--- START ---

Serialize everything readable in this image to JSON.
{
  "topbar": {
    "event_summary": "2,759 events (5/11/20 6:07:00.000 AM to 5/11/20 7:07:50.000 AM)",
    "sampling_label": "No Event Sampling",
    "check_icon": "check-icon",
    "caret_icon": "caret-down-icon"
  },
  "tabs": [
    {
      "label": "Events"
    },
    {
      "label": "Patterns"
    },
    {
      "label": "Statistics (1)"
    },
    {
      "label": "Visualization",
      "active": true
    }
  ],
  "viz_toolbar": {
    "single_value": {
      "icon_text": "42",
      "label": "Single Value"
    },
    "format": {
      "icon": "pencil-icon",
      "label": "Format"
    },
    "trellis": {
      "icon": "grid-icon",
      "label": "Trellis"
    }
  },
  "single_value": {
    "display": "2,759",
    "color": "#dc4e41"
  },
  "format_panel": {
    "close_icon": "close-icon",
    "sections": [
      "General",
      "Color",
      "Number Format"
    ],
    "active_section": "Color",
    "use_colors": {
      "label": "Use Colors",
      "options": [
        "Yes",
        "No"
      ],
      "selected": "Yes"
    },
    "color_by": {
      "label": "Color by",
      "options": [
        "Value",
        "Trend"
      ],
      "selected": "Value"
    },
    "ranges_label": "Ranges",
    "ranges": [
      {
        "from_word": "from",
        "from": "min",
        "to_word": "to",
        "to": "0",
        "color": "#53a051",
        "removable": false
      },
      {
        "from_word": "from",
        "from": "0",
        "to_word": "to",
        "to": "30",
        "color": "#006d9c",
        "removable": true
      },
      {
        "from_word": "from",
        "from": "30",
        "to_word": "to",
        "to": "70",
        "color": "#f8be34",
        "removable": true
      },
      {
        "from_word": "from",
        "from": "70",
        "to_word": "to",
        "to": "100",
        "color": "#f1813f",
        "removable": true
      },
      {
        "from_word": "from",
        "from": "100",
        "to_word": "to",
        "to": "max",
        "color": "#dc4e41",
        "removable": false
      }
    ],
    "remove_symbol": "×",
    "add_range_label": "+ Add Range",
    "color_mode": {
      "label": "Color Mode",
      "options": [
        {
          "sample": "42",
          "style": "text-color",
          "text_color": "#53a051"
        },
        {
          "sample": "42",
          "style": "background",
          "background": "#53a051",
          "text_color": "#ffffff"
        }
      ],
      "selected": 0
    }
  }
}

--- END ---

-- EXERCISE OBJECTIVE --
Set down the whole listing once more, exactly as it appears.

-- TASK ANSWER --
Serialize everything readable in this image to JSON.
{
  "topbar": {
    "event_summary": "2,759 events (5/11/20 6:07:00.000 AM to 5/11/20 7:07:50.000 AM)",
    "sampling_label": "No Event Sampling",
    "check_icon": "check-icon",
    "caret_icon": "caret-down-icon"
  },
  "tabs": [
    {
      "label": "Events"
    },
    {
      "label": "Patterns"
    },
    {
      "label": "Statistics (1)"
    },
    {
      "label": "Visualization",
      "active": true
    }
  ],
  "viz_toolbar": {
    "single_value": {
      "icon_text": "42",
      "label": "Single Value"
    },
    "format": {
      "icon": "pencil-icon",
      "label": "Format"
    },
    "trellis": {
      "icon": "grid-icon",
      "label": "Trellis"
    }
  },
  "single_value": {
    "display": "2,759",
    "color": "#dc4e41"
  },
  "format_panel": {
    "close_icon": "close-icon",
    "sections": [
      "General",
      "Color",
      "Number Format"
    ],
    "active_section": "Color",
    "use_colors": {
      "label": "Use Colors",
      "options": [
        "Yes",
        "No"
      ],
      "selected": "Yes"
    },
    "color_by": {
      "label": "Color by",
      "options": [
        "Value",
        "Trend"
      ],
      "selected": "Value"
    },
    "ranges_label": "Ranges",
    "ranges": [
      {
        "from_word": "from",
        "from": "min",
        "to_word": "to",
        "to": "0",
        "color": "#53a051",
        "removable": false
      },
      {
        "from_word": "from",
        "from": "0",
        "to_word": "to",
        "to": "30",
        "color": "#006d9c",
        "removable": true
      },
      {
        "from_word": "from",
        "from": "30",
        "to_word": "to",
        "to": "70",
        "color": "#f8be34",
        "removable": true
      },
      {
        "from_word": "from",
        "from": "70",
        "to_word": "to",
        "to": "100",
        "color": "#f1813f",
        "removable": true
      },
      {
        "from_word": "from",
        "from": "100",
        "to_word": "to",
        "to": "max",
        "color": "#dc4e41",
        "removable": false
      }
    ],
    "remove_symbol": "×",
    "add_range_label": "+ Add Range",
    "color_mode": {
      "label": "Color Mode",
      "options": [
        {
          "sample": "42",
          "style": "text-color",
          "text_color": "#53a051"
        },
        {
          "sample": "42",
          "style": "background",
          "background": "#53a051",
          "text_color": "#ffffff"
        }
      ],
      "selected": 0
    }
  }
}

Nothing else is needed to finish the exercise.